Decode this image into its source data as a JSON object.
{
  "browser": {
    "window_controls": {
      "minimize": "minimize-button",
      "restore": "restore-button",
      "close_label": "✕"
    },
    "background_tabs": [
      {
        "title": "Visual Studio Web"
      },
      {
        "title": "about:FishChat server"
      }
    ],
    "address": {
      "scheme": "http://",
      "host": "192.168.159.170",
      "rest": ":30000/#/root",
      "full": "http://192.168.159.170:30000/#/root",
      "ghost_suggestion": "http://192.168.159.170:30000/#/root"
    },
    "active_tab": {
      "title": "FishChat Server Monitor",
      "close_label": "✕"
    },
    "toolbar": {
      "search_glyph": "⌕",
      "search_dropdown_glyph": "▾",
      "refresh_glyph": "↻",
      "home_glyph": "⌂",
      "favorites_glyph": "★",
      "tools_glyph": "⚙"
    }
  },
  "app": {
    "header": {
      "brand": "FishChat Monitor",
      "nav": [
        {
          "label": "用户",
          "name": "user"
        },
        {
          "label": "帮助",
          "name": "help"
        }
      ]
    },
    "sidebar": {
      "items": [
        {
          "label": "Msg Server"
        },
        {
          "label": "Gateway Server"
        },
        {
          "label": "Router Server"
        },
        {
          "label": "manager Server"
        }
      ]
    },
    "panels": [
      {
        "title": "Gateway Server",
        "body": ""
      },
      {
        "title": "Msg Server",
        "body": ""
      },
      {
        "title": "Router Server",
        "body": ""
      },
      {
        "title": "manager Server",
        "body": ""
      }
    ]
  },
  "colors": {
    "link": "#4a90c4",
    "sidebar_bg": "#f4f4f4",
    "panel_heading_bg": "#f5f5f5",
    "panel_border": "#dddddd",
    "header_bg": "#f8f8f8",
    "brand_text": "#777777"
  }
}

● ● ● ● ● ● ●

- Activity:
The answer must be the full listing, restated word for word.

- Response box:
Decode this image into its source data as a JSON object.
{
  "browser": {
    "window_controls": {
      "minimize": "minimize-button",
      "restore": "restore-button",
      "close_label": "✕"
    },
    "background_tabs": [
      {
        "title": "Visual Studio Web"
      },
      {
        "title": "about:FishChat server"
      }
    ],
    "address": {
      "scheme": "http://",
      "host": "192.168.159.170",
      "rest": ":30000/#/root",
      "full": "http://192.168.159.170:30000/#/root",
      "ghost_suggestion": "http://192.168.159.170:30000/#/root"
    },
    "active_tab": {
      "title": "FishChat Server Monitor",
      "close_label": "✕"
    },
    "toolbar": {
      "search_glyph": "⌕",
      "search_dropdown_glyph": "▾",
      "refresh_glyph": "↻",
      "home_glyph": "⌂",
      "favorites_glyph": "★",
      "tools_glyph": "⚙"
    }
  },
  "app": {
    "header": {
      "brand": "FishChat Monitor",
      "nav": [
        {
          "label": "用户",
          "name": "user"
        },
        {
          "label": "帮助",
          "name": "help"
        }
      ]
    },
    "sidebar": {
      "items": [
        {
          "label": "Msg Server"
        },
        {
          "label": "Gateway Server"
        },
        {
          "label": "Router Server"
        },
        {
          "label": "manager Server"
        }
      ]
    },
    "panels": [
      {
        "title": "Gateway Server",
        "body": ""
      },
      {
        "title": "Msg Server",
        "body": ""
      },
      {
        "title": "Router Server",
        "body": ""
      },
      {
        "title": "manager Server",
        "body": ""
      }
    ]
  },
  "colors": {
    "link": "#4a90c4",
    "sidebar_bg": "#f4f4f4",
    "panel_heading_bg": "#f5f5f5",
    "panel_border": "#dddddd",
    "header_bg": "#f8f8f8",
    "brand_text": "#777777"
  }
}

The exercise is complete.